In order to be able to connect to your pi using ssh, you have to enable it. You can do this by adding a file named SSH in the boot directory without extension (no .txt).
when this is configured, you can make an SSH pipe to your Raspberry Pi using the ssh command in a UNIX terminal, or by using Putty on a windows pc.
The first time you log in to a pi, the credentials are the following:
To make sure your raspberry pi is completely up to date, issue the following command in the terminal:
sudo apt update && sudo apt upgrade
Now you can install the needed packages by issuing the following command:

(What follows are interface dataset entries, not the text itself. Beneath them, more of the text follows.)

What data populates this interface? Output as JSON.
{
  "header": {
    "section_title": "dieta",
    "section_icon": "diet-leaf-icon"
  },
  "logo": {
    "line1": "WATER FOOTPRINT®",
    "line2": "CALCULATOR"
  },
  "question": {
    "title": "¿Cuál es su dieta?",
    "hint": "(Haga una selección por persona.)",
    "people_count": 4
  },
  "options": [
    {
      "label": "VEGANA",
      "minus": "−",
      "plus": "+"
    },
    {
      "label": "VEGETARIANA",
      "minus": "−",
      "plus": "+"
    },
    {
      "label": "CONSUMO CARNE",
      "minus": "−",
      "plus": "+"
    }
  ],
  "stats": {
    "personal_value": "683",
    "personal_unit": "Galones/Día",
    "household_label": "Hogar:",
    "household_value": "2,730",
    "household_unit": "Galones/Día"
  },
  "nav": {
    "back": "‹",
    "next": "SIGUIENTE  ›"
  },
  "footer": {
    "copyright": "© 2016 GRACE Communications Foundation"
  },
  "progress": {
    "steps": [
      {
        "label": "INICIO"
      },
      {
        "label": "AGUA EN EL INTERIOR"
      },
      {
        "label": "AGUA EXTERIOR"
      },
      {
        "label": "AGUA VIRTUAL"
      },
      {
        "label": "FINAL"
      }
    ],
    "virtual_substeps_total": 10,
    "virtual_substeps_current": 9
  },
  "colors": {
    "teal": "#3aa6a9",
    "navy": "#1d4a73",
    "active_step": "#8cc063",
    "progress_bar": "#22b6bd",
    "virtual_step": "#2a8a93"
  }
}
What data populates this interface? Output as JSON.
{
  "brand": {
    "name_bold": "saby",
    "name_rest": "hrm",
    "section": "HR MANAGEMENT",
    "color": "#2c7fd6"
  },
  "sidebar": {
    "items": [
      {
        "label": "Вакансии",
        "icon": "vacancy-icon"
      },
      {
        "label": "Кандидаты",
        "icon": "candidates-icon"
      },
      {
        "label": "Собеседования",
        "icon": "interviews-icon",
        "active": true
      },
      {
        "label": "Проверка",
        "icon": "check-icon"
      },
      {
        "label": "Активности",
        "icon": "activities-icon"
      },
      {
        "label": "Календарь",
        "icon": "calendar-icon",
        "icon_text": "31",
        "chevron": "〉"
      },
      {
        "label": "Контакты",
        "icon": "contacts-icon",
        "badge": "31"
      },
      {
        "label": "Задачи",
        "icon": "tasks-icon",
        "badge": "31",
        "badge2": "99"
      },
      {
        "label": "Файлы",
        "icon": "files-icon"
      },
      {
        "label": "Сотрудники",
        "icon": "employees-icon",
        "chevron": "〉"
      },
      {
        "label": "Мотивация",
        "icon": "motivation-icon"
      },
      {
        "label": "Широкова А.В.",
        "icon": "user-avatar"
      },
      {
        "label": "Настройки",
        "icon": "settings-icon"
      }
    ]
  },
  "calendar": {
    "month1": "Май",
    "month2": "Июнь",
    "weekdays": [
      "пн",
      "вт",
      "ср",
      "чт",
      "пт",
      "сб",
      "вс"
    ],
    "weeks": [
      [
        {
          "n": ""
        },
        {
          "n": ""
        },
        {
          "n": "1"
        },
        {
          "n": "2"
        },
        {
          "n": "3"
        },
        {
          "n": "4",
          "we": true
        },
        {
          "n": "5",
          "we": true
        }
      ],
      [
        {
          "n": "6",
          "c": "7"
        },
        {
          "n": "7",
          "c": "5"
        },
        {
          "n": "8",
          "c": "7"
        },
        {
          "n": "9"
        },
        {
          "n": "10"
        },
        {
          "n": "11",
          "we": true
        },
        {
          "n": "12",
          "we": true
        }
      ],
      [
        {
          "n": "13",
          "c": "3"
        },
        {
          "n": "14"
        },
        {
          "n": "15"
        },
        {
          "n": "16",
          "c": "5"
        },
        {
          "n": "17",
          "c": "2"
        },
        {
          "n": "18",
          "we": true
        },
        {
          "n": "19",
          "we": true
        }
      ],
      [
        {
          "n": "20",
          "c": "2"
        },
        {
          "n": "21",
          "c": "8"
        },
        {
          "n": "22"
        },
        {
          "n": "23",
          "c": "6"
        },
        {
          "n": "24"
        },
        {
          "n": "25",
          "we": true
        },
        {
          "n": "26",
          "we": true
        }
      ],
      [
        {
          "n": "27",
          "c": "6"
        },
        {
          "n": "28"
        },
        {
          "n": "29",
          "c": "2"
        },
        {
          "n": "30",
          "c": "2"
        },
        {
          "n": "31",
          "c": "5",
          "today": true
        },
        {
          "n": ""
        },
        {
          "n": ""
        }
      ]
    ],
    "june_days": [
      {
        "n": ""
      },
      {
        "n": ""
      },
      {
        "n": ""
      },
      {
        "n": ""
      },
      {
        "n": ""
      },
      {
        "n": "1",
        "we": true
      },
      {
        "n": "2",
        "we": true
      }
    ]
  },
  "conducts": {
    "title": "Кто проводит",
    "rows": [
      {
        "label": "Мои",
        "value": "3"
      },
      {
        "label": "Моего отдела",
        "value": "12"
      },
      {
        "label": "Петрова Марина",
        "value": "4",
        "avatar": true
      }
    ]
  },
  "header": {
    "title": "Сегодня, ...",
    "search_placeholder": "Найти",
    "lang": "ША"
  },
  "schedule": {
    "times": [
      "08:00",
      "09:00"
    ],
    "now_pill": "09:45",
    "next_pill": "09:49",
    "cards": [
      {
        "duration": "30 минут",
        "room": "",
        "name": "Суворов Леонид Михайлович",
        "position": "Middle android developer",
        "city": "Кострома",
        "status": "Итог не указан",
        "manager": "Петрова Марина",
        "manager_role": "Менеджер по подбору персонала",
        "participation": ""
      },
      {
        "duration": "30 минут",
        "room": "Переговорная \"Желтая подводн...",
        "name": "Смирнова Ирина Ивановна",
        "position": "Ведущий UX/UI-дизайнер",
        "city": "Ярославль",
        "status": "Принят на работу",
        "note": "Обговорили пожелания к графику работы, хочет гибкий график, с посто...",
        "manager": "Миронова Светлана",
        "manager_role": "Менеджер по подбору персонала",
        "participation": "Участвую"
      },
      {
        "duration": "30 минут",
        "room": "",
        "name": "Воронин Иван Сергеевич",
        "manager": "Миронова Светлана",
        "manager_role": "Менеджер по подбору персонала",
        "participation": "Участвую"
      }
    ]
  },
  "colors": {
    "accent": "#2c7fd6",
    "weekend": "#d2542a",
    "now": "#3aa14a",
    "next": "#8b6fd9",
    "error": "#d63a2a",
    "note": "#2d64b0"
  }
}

sudo apt install -y python3-venv python3-pip python3-mysqldb mariadb-server uwsgi nginx uwsgi-plugin-python3
Next, add a new directory in your home directory with a suiting name (e.g. ufee) and go inside of it:
mkdir project1 && cd project1
Next you want to install a virtual environment in which the application will run. You can do this with following commands:
python3 -m venv --system-site-packages env
python -m pip install mysql-connector-python argon2-cffi Flask Flask-HTTPAuth Flask-MySQL mysql-connector-python passlib
Now your virtual environment is up and running. Now you can copy the code from my github in there. You can find it here. You can also clone it immediately with the following command:
next, we'll configure the database:
sudo mariadb < ufee/sql/init_db.sql && sudo mariadb < ufee/sql/ufeedump.sql
The configuration of the NGINX and UWSGI:
Change 'Joshy' in the config files with your own username with the following command:
sed -i s/joshy/$USER/g conf/*
add and activate the services:
sudo cp conf/project1-flask.service /etc/systemd/system/
sudo systemctl daemon-reload
sudo systemctl start project1-flask.service
And finally configure the NGINX:
sudo cp conf/nginx /etc/nginx/sites-available/ufee
sudo rm /etc/nginx/sites-enabled/default
sudo ln -s /etc/nginx/sites-available/ufee /etc/nginx/sites-enabled/ufee
sudo systemctl restart nginx.service
sudo systemctl enable project1-flask.service
Now the system should be up and running! Enjoy your coffee ;)